[Data in this exercise]:
********

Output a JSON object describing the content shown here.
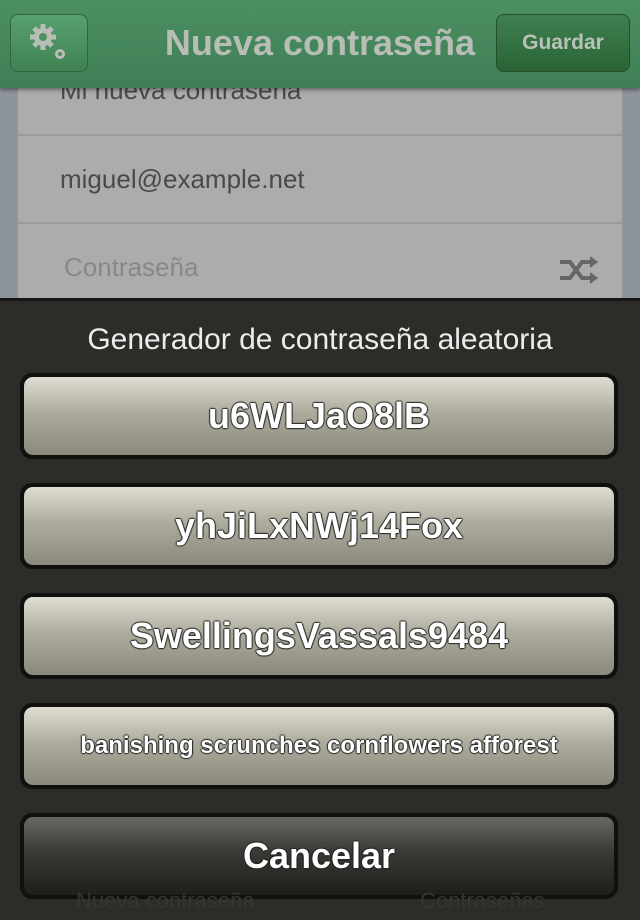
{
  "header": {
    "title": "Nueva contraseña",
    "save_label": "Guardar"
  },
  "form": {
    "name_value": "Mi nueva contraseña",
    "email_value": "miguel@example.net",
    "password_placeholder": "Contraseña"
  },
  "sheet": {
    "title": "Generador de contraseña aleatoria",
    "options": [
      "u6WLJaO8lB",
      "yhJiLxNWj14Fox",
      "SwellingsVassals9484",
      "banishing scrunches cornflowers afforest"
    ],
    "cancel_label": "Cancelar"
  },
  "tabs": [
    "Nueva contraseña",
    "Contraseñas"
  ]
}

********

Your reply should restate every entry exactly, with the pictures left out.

[Your response]:
Output a JSON object describing the content shown here.
{
  "header": {
    "title": "Nueva contraseña",
    "save_label": "Guardar"
  },
  "form": {
    "name_value": "Mi nueva contraseña",
    "email_value": "miguel@example.net",
    "password_placeholder": "Contraseña"
  },
  "sheet": {
    "title": "Generador de contraseña aleatoria",
    "options": [
      "u6WLJaO8lB",
      "yhJiLxNWj14Fox",
      "SwellingsVassals9484",
      "banishing scrunches cornflowers afforest"
    ],
    "cancel_label": "Cancelar"
  },
  "tabs": [
    "Nueva contraseña",
    "Contraseñas"
  ]
}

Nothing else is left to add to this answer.